Brief:
Filter the records below, keeping only lines with the string "Sales".

Provided material:
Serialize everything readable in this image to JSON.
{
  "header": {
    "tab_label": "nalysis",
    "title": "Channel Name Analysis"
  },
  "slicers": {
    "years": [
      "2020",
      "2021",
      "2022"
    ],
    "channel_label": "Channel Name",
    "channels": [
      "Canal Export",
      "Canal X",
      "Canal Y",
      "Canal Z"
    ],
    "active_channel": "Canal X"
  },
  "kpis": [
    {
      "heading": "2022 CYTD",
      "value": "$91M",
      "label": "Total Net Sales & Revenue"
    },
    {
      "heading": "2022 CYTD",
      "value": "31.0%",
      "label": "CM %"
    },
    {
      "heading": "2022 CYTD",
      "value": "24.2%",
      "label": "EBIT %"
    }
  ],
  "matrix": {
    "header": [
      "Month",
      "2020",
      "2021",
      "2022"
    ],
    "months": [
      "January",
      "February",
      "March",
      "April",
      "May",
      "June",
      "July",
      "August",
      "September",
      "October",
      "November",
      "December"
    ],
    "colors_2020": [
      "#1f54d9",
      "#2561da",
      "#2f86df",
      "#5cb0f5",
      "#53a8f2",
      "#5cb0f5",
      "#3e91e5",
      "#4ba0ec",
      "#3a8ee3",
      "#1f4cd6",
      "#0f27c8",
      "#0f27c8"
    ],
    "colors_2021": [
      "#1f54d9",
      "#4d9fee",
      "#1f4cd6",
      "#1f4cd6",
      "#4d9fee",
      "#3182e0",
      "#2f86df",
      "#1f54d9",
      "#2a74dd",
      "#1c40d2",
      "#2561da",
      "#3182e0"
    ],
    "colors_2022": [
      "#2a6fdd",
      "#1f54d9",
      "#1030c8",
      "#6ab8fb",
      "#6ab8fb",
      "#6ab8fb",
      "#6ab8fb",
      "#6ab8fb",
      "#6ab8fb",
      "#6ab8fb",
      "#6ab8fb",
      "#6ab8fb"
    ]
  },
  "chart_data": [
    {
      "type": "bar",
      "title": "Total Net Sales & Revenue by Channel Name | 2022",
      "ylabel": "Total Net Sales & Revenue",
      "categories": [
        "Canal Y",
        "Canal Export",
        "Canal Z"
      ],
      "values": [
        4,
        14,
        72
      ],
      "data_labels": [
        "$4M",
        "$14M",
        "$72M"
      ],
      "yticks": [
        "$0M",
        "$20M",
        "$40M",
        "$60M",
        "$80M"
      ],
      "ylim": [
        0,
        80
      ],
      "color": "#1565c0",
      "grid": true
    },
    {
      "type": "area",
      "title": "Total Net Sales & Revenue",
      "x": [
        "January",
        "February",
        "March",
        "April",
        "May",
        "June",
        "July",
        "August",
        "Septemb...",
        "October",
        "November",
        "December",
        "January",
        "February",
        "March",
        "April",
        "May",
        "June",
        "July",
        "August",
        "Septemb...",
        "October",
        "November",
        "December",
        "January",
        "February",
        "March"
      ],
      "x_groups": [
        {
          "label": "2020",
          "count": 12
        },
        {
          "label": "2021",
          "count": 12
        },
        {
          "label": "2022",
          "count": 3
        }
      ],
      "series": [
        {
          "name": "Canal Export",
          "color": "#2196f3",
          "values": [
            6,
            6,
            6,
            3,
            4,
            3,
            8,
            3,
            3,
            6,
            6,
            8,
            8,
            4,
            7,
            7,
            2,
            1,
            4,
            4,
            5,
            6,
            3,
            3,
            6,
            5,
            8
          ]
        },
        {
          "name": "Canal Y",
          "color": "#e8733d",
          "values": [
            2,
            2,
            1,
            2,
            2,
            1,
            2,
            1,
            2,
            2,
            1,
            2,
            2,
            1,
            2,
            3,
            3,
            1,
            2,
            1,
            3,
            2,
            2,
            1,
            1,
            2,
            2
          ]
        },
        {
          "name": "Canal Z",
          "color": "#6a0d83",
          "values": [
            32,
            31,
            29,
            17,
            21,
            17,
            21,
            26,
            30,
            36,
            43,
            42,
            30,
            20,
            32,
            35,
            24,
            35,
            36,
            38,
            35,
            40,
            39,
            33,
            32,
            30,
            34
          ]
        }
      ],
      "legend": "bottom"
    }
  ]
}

Result for this exercise:
      "label": "Total Net Sales & Revenue"
      "title": "Total Net Sales & Revenue by Channel Name | 2022",
      "ylabel": "Total Net Sales & Revenue",
      "title": "Total Net Sales & Revenue",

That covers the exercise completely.